WEIRD DIVORCE LAWS
Let’s be honest: divorcing your spouse can be a strange, bewildering experience, but who would have thought it would lead to so many odd laws? The cities, states and countries below are home to divorce laws that are so unusual, they’ll have you scratching your head.
- In cases of what’s called “alienation of affection” — when a third party is held responsible for the failure of a marriage — New Mexico and Mississippi give scorned spouses the right to sue their ex spouse’s lover for damages.
- In Kentucky, it’s illegal to remarry the same person four times, so residents of the state would do well to think twice before taking a repeat trip down the aisle.
- In Wichita, Kansas, it’s written into law that a man’s mistreatment of his mother-in-law can’t be used as grounds for divorce.
- Marriage is no laughing matter for most people, but in Delaware, a couple can file to have their union annulled if they entered into it as a “jest” or “dare.”
- In Tennessee, claiming that your spouse made an attempt on your life “by poison or any other means showing malice” is grounds for divorce.
- England doesn’t have a no-fault divorce law, so about half of all divorcing couples are left scrambling to find a reason for citing “unreasonable behavior.” Some past causes for splits, according to a recent New York Times feature, include a man who filed simply because he was fed up with his wife making tuna for dinner, and a woman who filed after her husband wanted her to dress up in a “Star Trek” Klingon costume.

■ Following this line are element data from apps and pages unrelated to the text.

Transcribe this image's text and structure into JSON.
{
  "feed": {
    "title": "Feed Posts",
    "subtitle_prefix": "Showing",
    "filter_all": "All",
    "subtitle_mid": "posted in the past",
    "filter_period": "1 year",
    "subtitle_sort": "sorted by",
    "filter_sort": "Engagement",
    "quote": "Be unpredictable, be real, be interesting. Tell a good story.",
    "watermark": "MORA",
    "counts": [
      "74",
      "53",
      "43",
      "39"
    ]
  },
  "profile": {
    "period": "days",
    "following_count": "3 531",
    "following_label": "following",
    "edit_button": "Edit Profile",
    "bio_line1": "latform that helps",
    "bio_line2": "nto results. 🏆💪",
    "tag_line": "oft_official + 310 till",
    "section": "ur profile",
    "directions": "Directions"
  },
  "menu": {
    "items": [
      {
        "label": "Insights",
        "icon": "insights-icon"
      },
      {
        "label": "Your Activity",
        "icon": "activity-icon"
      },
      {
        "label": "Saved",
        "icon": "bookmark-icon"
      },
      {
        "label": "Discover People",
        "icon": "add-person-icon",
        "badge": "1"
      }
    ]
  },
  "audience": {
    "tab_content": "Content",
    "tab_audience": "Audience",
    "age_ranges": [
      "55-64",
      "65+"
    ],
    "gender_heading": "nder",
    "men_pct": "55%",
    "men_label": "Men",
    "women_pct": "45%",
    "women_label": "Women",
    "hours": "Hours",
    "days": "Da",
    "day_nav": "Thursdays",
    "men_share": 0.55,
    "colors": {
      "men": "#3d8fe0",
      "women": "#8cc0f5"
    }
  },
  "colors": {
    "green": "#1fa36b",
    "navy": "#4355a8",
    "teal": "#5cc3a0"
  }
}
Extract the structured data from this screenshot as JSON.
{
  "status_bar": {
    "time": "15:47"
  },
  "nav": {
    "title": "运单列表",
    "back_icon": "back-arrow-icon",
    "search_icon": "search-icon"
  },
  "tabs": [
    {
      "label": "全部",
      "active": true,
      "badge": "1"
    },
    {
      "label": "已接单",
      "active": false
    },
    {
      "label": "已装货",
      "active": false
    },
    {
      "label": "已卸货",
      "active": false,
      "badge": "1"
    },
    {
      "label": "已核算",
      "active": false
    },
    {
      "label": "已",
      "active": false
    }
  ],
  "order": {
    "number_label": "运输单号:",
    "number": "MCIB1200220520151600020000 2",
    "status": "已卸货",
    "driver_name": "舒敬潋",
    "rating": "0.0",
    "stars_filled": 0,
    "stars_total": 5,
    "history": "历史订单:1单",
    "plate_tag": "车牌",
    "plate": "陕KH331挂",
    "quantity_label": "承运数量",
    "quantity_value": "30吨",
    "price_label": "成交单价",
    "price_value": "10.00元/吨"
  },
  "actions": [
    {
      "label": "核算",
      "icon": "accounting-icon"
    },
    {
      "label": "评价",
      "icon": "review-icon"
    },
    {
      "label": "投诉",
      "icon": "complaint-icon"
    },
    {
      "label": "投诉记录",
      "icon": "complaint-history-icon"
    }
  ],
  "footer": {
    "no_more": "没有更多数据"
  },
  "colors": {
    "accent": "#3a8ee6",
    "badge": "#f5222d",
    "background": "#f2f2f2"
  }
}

Although Pennsylvania hasn’t adopted any of these strange laws found in other states, the laws governing divorce issues are constantly changing so if you or someone you know needs assistance with this aspect of your divorce, please contact LaMonaca Law at (610) 892-3877.